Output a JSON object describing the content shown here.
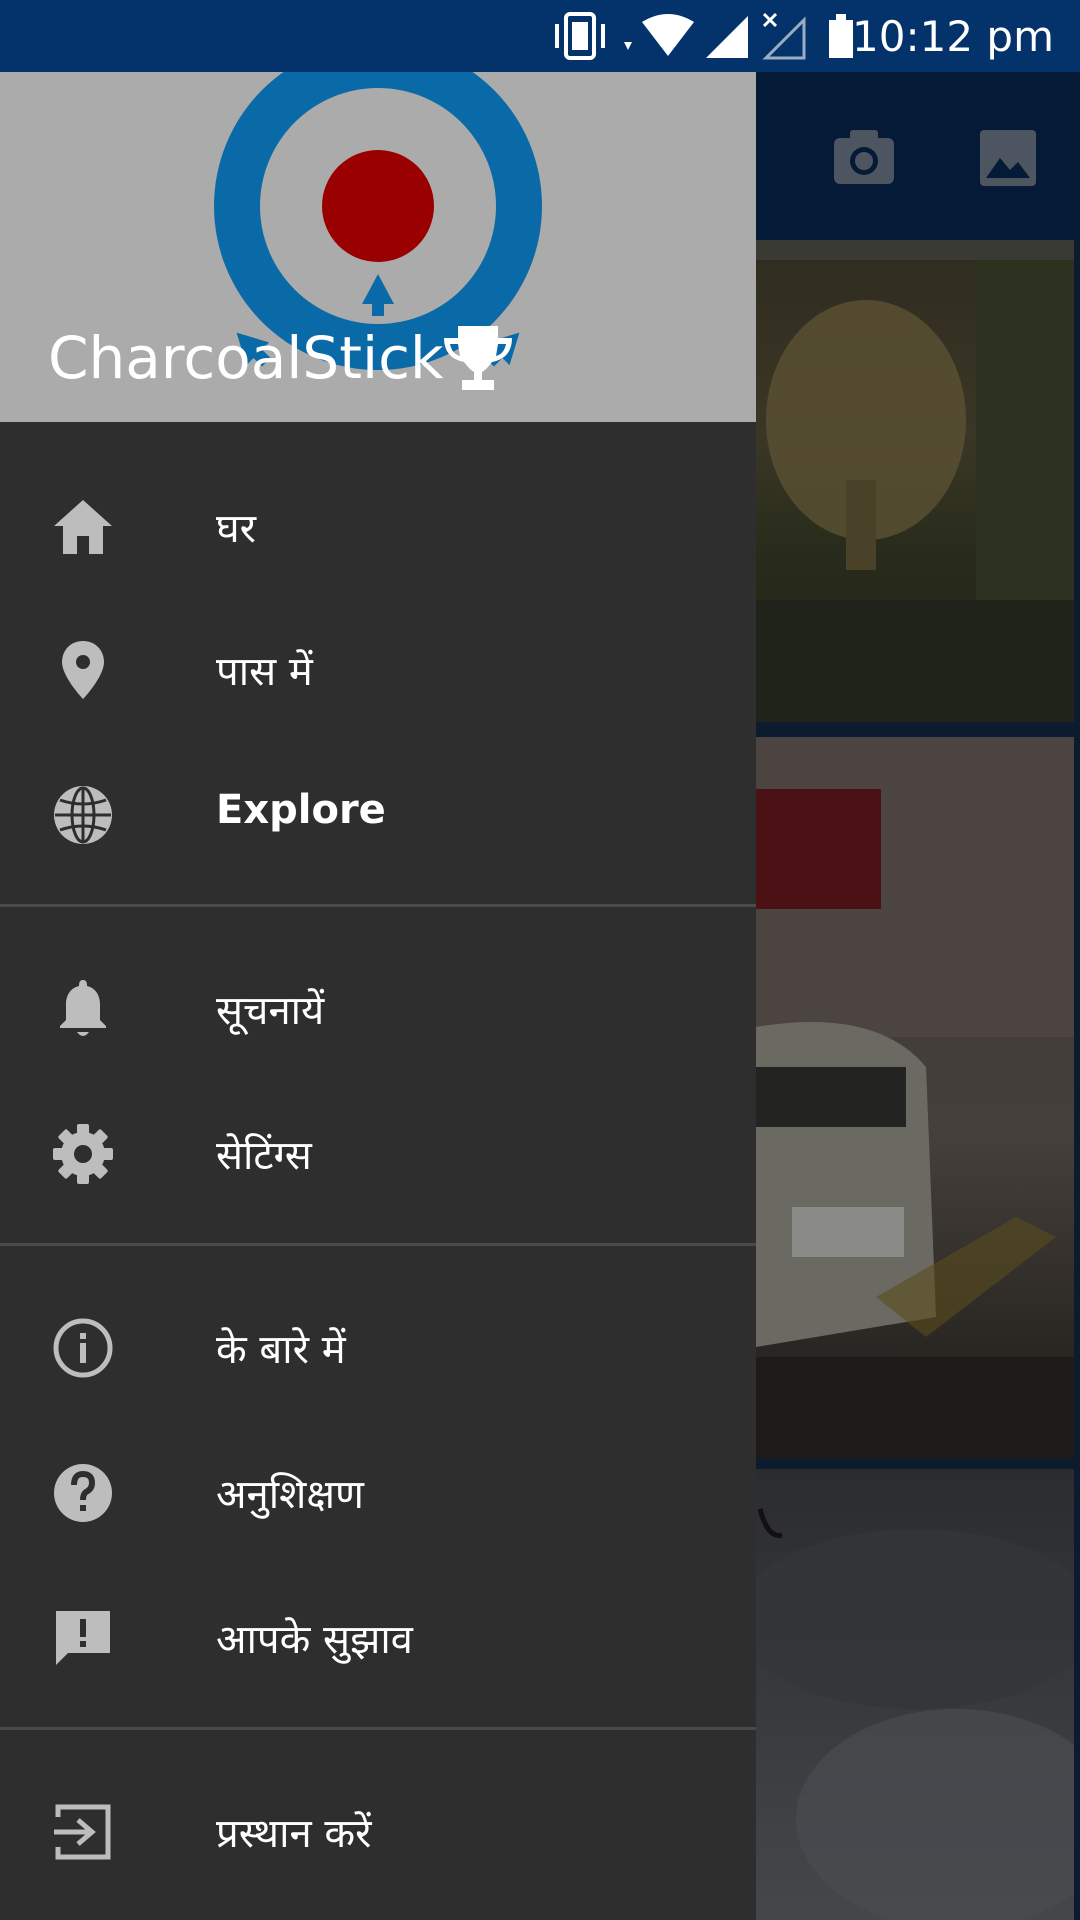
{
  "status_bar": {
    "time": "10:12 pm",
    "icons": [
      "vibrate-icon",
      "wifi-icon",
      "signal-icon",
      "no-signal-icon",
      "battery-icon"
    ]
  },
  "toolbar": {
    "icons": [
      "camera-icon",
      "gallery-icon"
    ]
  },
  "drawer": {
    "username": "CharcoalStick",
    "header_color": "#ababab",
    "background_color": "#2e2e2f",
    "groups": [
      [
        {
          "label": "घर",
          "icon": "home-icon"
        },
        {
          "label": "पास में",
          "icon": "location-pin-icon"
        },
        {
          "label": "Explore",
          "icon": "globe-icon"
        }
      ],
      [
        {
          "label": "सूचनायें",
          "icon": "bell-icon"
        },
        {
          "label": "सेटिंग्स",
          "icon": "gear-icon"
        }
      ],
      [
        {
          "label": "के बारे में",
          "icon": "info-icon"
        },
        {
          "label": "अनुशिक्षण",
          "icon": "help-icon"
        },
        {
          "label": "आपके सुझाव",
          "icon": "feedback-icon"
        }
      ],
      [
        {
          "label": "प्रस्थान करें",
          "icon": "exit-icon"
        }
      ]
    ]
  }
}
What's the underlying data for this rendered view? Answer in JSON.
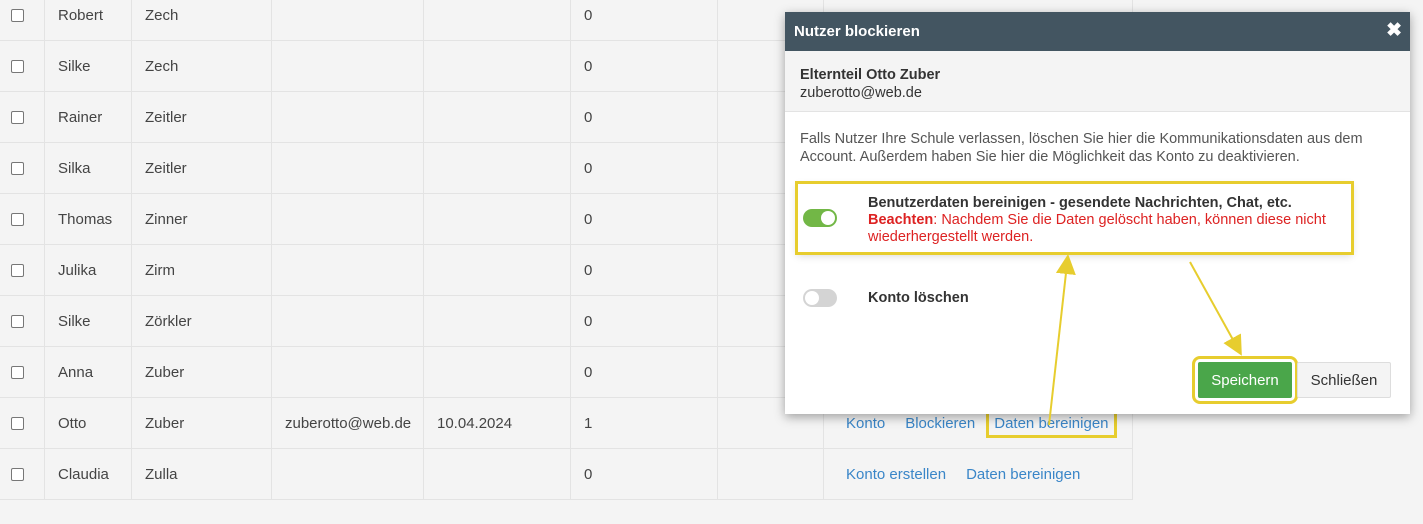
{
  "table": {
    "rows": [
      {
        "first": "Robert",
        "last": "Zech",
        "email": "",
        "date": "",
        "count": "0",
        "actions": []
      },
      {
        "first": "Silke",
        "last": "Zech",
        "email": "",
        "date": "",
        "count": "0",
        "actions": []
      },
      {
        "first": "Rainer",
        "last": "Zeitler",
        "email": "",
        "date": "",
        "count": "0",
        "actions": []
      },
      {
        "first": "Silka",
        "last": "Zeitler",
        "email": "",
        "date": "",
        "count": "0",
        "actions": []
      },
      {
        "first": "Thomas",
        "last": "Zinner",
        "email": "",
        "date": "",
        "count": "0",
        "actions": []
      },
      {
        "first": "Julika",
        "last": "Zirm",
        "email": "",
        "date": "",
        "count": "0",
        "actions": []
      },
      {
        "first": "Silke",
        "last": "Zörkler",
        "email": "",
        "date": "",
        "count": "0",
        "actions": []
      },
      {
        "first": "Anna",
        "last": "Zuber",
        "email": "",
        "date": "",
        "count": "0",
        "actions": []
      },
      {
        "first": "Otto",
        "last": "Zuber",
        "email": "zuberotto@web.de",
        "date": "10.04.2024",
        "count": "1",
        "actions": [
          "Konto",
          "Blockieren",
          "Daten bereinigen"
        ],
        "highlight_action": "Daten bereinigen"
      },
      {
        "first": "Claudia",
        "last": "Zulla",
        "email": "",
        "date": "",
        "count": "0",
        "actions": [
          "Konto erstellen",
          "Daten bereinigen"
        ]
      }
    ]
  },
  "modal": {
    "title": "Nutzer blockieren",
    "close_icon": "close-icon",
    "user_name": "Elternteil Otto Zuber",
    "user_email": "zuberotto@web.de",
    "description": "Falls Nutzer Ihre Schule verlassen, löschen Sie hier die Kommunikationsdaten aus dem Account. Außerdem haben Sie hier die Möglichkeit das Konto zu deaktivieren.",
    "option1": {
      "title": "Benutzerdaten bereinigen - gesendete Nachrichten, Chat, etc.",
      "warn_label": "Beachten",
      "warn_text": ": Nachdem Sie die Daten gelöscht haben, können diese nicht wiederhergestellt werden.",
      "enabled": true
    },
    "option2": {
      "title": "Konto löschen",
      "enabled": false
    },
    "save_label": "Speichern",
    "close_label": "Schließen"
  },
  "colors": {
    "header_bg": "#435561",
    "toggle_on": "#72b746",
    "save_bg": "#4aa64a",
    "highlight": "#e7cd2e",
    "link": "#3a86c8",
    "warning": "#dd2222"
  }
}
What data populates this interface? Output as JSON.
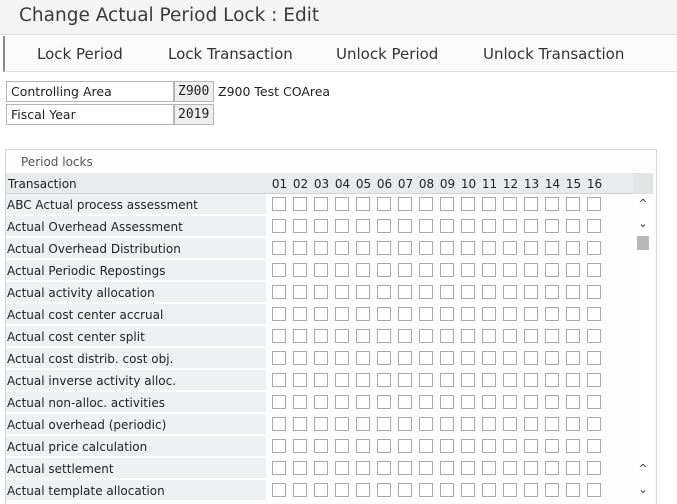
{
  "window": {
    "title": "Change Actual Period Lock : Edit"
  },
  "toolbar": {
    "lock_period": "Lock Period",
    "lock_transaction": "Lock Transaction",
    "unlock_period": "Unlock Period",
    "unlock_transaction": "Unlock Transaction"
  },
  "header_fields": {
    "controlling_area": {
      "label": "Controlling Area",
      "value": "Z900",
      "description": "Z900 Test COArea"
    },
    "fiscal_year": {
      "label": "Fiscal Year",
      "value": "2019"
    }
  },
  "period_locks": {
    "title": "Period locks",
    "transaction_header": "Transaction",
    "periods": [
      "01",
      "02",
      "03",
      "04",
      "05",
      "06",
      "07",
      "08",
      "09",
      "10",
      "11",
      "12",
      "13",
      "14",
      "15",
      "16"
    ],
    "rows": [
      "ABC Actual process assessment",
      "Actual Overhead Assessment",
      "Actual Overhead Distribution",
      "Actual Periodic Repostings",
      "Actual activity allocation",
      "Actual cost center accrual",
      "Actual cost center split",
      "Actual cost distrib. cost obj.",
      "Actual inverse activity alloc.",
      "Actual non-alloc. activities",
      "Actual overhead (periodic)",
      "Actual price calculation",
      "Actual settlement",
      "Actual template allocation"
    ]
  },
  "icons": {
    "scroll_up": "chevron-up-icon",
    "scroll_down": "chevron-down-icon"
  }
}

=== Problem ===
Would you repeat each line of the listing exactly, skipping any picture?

=== Completed exercise ===
Output a JSON object describing the content shown here.
{
  "status_bar": {
    "time": "10:12 pm",
    "icons": [
      "vibrate-icon",
      "wifi-icon",
      "signal-icon",
      "no-signal-icon",
      "battery-icon"
    ]
  },
  "toolbar": {
    "icons": [
      "camera-icon",
      "gallery-icon"
    ]
  },
  "drawer": {
    "username": "CharcoalStick",
    "header_color": "#ababab",
    "background_color": "#2e2e2f",
    "groups": [
      [
        {
          "label": "घर",
          "icon": "home-icon"
        },
        {
          "label": "पास में",
          "icon": "location-pin-icon"
        },
        {
          "label": "Explore",
          "icon": "globe-icon"
        }
      ],
      [
        {
          "label": "सूचनायें",
          "icon": "bell-icon"
        },
        {
          "label": "सेटिंग्स",
          "icon": "gear-icon"
        }
      ],
      [
        {
          "label": "के बारे में",
          "icon": "info-icon"
        },
        {
          "label": "अनुशिक्षण",
          "icon": "help-icon"
        },
        {
          "label": "आपके सुझाव",
          "icon": "feedback-icon"
        }
      ],
      [
        {
          "label": "प्रस्थान करें",
          "icon": "exit-icon"
        }
      ]
    ]
  }
}
What's the underlying data for this rendered view? Answer in JSON.
{
  "table": {
    "rows": [
      {
        "first": "Robert",
        "last": "Zech",
        "email": "",
        "date": "",
        "count": "0",
        "actions": []
      },
      {
        "first": "Silke",
        "last": "Zech",
        "email": "",
        "date": "",
        "count": "0",
        "actions": []
      },
      {
        "first": "Rainer",
        "last": "Zeitler",
        "email": "",
        "date": "",
        "count": "0",
        "actions": []
      },
      {
        "first": "Silka",
        "last": "Zeitler",
        "email": "",
        "date": "",
        "count": "0",
        "actions": []
      },
      {
        "first": "Thomas",
        "last": "Zinner",
        "email": "",
        "date": "",
        "count": "0",
        "actions": []
      },
      {
        "first": "Julika",
        "last": "Zirm",
        "email": "",
        "date": "",
        "count": "0",
        "actions": []
      },
      {
        "first": "Silke",
        "last": "Zörkler",
        "email": "",
        "date": "",
        "count": "0",
        "actions": []
      },
      {
        "first": "Anna",
        "last": "Zuber",
        "email": "",
        "date": "",
        "count": "0",
        "actions": []
      },
      {
        "first": "Otto",
        "last": "Zuber",
        "email": "zuberotto@web.de",
        "date": "10.04.2024",
        "count": "1",
        "actions": [
          "Konto",
          "Blockieren",
          "Daten bereinigen"
        ],
        "highlight_action": "Daten bereinigen"
      },
      {
        "first": "Claudia",
        "last": "Zulla",
        "email": "",
        "date": "",
        "count": "0",
        "actions": [
          "Konto erstellen",
          "Daten bereinigen"
        ]
      }
    ]
  },
  "modal": {
    "title": "Nutzer blockieren",
    "close_icon": "close-icon",
    "user_name": "Elternteil Otto Zuber",
    "user_email": "zuberotto@web.de",
    "description": "Falls Nutzer Ihre Schule verlassen, löschen Sie hier die Kommunikationsdaten aus dem Account. Außerdem haben Sie hier die Möglichkeit das Konto zu deaktivieren.",
    "option1": {
      "title": "Benutzerdaten bereinigen - gesendete Nachrichten, Chat, etc.",
      "warn_label": "Beachten",
      "warn_text": ": Nachdem Sie die Daten gelöscht haben, können diese nicht wiederhergestellt werden.",
      "enabled": true
    },
    "option2": {
      "title": "Konto löschen",
      "enabled": false
    },
    "save_label": "Speichern",
    "close_label": "Schließen"
  },
  "colors": {
    "header_bg": "#435561",
    "toggle_on": "#72b746",
    "save_bg": "#4aa64a",
    "highlight": "#e7cd2e",
    "link": "#3a86c8",
    "warning": "#dd2222"
  }
}
What data populates this interface? Output as JSON.
{
  "window": {
    "title": "Change Actual Period Lock : Edit"
  },
  "toolbar": {
    "lock_period": "Lock Period",
    "lock_transaction": "Lock Transaction",
    "unlock_period": "Unlock Period",
    "unlock_transaction": "Unlock Transaction"
  },
  "header_fields": {
    "controlling_area": {
      "label": "Controlling Area",
      "value": "Z900",
      "description": "Z900 Test COArea"
    },
    "fiscal_year": {
      "label": "Fiscal Year",
      "value": "2019"
    }
  },
  "period_locks": {
    "title": "Period locks",
    "transaction_header": "Transaction",
    "periods": [
      "01",
      "02",
      "03",
      "04",
      "05",
      "06",
      "07",
      "08",
      "09",
      "10",
      "11",
      "12",
      "13",
      "14",
      "15",
      "16"
    ],
    "rows": [
      "ABC Actual process assessment",
      "Actual Overhead Assessment",
      "Actual Overhead Distribution",
      "Actual Periodic Repostings",
      "Actual activity allocation",
      "Actual cost center accrual",
      "Actual cost center split",
      "Actual cost distrib. cost obj.",
      "Actual inverse activity alloc.",
      "Actual non-alloc. activities",
      "Actual overhead (periodic)",
      "Actual price calculation",
      "Actual settlement",
      "Actual template allocation"
    ]
  },
  "icons": {
    "scroll_up": "chevron-up-icon",
    "scroll_down": "chevron-down-icon"
  }
}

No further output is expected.